How to Address the Vulnerabilities in Open Banking
Major cyberattacks have made international news repeatedly over the last years, and there is no indication that cyberattacks will be slowing down. It isn’t just ransomware that is a growing issue for the financial sector, but credential stuffing attacks that are posing major risks to banks and credit unions.
In 2020, the FBI released a credential stuffing advisory warning and shared research which indicated that these attacks frequently target APIs. Gartner predicts that APIs will be ‘the most frequent online attack vector by 2022.’
Why are APIs such good targets?
Over the past decade, banks and credit unions have rolled out innovative, customer-facing digital banking services with the widespread use of application programming interfaces (APIs). APIs are broadly deployed because of the intense demand for a seamless and easy digital customer experience.
With the increased pressure, banks and credit unions partner with third parties to enhance the client experience. This is called open banking, or open bank data—the practice of a bank or credit union partnering with a third-party service that provides consumers with open access to their banking information, and transactions, and networking with multiple other financial institutions.
Customers want to be able to access their information with a few taps of their smartphone screen, but sometimes, it’s at the risk of security.
Financial data—from credit cards numbers to mortgage reports—as well as personal data contained within accounts, are all tempting targets for cybercriminals.
Convenience or Security
Now is the crucial moment to step back and examine the digital landscape of open banking. A report from August 2020 found that about half of all the organizations surveyed “knowingly push vulnerable software”. When developers are pressured (by deadlines, low risk, or simple oversight), it means that security is no longer at the forefront of their minds.
Whatever the case, when security is not top of mind, it makes it easier for hackers to access customer data.
What Can Be Done?
Financial organizations must become more involved with the existing API vulnerabilities. Every stage of the process, from code to interface development up through deployment, should be examined from a defensive point of view. There are many vulnerabilities to address, but organizations can start with a few basics:
- Know how many APIs exist in their environment.
- Keep track of them. Catalog all APIs, keep records of what they do, and record the type of information the system handles.
- Audit the APIs for existing and potential risks. Determine existing vulnerabilities and extrapolate to a situation where the API was attacked.
- Make changes. Respond to the issues found in the process.
There are also ways institutions can immediately shore up their defenses against credential stuffing attacks, which will massively assist API security concerns overall.
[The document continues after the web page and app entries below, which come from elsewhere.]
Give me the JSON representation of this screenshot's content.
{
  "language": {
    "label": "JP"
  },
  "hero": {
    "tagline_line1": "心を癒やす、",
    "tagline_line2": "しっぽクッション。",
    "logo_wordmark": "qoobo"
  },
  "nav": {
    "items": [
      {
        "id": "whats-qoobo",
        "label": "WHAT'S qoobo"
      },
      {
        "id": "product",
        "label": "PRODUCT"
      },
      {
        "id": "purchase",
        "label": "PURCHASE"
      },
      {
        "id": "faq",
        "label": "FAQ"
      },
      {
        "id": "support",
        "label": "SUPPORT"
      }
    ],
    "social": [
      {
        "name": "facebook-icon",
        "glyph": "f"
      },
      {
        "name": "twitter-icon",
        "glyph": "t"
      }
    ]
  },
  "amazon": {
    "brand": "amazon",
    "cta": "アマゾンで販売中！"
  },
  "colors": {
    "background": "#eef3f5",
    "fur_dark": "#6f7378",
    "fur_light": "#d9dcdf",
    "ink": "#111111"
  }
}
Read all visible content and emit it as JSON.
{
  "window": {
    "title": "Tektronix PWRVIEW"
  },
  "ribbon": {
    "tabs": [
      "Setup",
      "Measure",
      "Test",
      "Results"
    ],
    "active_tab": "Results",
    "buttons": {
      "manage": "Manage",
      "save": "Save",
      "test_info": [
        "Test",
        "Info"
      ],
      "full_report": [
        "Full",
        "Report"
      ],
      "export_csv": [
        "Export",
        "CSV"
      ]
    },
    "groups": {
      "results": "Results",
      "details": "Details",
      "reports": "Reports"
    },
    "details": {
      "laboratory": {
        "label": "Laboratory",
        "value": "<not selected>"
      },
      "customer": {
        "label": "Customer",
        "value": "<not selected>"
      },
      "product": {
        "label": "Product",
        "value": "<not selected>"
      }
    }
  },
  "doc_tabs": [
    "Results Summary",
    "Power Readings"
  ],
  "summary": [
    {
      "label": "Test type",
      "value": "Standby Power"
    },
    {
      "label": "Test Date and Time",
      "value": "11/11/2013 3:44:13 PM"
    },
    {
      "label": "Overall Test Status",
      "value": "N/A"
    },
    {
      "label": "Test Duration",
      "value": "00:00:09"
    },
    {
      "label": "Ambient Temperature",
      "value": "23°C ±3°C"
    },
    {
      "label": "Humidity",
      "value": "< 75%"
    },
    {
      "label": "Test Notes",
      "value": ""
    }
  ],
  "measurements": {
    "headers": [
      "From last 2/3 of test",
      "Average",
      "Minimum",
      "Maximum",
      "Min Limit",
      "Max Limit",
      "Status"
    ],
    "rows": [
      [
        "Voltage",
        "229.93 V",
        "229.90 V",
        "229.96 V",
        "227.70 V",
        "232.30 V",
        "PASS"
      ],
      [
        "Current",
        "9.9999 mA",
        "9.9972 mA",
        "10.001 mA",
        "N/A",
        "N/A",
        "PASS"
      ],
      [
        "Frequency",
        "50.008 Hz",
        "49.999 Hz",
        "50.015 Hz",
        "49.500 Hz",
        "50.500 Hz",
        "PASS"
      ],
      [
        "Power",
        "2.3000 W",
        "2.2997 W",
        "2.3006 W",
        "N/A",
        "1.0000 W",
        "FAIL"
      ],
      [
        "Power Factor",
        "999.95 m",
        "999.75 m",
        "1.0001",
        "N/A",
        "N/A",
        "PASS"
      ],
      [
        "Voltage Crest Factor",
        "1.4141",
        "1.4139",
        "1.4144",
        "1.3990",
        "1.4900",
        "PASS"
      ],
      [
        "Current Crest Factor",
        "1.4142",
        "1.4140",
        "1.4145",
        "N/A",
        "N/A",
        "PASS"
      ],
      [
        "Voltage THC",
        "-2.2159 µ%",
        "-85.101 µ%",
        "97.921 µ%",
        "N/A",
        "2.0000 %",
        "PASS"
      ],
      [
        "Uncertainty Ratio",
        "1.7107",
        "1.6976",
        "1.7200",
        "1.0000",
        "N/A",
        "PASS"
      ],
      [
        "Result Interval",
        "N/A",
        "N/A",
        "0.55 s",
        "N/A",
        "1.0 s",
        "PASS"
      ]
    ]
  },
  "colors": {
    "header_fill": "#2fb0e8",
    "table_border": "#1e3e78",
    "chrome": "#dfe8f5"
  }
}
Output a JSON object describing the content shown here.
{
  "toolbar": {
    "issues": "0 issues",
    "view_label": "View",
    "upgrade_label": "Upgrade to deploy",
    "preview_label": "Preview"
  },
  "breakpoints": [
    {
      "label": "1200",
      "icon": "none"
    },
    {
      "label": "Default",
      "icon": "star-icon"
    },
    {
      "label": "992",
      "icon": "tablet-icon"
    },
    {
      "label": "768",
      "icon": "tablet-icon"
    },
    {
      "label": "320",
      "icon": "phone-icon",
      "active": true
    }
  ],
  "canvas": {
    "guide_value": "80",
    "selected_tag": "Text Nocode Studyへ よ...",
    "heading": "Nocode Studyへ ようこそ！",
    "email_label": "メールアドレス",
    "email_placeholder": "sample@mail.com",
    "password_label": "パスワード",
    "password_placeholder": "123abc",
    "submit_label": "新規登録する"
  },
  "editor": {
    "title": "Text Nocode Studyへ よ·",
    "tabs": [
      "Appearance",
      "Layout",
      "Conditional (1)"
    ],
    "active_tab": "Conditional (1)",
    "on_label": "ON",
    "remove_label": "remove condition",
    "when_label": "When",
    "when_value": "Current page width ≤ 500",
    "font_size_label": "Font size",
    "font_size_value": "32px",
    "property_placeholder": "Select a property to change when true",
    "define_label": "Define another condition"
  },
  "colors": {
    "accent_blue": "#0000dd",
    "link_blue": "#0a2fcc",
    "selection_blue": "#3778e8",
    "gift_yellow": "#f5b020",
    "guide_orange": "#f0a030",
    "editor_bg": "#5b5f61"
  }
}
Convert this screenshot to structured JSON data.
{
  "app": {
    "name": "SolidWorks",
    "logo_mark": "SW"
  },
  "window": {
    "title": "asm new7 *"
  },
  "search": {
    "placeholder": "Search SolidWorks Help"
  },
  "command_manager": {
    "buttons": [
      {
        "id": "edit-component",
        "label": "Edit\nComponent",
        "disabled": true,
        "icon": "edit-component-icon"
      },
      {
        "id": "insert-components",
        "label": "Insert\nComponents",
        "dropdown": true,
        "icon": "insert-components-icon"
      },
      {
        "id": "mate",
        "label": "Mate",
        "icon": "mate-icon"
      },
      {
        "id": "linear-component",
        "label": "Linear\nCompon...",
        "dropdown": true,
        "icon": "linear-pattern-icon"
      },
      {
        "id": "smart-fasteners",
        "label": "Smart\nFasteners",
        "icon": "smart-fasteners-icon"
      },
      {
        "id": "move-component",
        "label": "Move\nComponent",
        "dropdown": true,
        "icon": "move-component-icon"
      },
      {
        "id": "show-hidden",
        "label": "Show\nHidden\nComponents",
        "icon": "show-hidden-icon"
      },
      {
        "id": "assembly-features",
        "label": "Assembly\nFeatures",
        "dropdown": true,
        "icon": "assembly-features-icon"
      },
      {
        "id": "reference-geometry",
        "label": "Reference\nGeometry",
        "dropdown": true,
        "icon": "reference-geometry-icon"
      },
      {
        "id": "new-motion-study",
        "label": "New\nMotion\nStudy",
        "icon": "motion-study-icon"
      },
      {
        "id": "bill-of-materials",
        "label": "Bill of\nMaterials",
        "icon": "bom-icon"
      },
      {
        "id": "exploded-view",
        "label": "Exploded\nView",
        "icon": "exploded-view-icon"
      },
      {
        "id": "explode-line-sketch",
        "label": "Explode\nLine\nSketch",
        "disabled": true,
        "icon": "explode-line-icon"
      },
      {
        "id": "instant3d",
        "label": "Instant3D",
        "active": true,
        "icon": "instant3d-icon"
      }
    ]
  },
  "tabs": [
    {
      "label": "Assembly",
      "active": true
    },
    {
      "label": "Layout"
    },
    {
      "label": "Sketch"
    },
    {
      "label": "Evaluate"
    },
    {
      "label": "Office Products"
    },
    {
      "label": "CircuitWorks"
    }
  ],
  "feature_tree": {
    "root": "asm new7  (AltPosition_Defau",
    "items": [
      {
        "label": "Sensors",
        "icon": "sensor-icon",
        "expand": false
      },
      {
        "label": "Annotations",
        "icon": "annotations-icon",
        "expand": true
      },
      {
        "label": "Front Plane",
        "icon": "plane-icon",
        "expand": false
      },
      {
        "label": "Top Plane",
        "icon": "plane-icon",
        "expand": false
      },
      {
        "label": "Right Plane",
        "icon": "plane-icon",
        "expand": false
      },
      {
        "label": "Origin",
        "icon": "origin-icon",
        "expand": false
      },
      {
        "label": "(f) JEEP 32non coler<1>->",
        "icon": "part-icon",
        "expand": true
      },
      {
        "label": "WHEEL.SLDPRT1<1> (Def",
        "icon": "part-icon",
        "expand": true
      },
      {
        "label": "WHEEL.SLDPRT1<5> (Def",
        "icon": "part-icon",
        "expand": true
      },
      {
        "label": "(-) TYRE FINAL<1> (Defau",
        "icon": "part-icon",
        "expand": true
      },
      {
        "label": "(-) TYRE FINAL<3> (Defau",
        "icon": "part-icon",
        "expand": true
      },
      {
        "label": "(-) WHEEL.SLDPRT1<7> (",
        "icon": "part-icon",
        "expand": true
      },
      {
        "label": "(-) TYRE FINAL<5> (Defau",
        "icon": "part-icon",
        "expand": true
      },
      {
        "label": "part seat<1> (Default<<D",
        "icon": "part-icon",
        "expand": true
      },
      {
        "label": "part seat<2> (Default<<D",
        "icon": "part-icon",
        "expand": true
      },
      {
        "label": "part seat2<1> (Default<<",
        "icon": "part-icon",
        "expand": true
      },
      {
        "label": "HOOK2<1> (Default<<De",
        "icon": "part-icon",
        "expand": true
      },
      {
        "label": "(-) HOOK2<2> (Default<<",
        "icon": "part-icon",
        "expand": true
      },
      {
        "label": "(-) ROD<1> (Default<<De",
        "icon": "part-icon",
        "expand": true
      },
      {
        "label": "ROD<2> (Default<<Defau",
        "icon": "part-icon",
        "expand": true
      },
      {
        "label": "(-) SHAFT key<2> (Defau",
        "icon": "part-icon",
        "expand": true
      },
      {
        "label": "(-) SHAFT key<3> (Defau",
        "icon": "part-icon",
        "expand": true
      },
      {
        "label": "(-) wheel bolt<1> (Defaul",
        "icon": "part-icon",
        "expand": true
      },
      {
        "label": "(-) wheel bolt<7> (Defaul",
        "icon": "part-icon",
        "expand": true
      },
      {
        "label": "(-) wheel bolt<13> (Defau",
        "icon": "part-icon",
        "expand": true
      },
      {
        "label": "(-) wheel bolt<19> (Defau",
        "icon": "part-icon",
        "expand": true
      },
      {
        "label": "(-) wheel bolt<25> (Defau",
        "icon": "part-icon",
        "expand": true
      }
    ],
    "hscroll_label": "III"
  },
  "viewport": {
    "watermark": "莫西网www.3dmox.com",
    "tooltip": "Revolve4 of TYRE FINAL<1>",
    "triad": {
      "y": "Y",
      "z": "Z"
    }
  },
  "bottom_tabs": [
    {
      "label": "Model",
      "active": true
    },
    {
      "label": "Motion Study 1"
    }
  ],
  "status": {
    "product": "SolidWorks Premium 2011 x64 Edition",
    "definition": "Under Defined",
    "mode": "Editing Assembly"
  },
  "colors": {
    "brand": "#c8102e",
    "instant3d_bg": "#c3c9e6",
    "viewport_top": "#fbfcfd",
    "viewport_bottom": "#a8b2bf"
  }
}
In credential stuffing attacks, cybercriminals automatically ‘stuff’ combinations of usernames and passwords into a login form. The credentials might have been obtained from a previous breach or stolen from a different organization.
To combat the possibility of these attacks, banks and credit unions can:
- Institute Web Application Firewalls – WAFs can help banks and credit unions monitor for attacks.
- Hash Passwords – instead of plain text, all stored passwords should be protected with hashing, which means they will still be secure in the event of a data breach.
- Mandate the use of Multifactor Authentication – making MFA mandatory (as opposed to optional, as many systems currently offer) decreases the chance of a breach.
- Screen for Compromised Credentials – one of the most immediately effective changes to make is to screen credentials against a blacklist of previously compromised passwords. Ideally, this should be done at the moment a new password is created, as well as on an ongoing basis.
When enterprises forge forth and try to reach customer expectations quickly with non-secured APIs, it’s easy to compromise system security. Financial intuitions offering open banking should have a common goal when it comes to APIs: balancing safety with the customers’ digital experience expectations.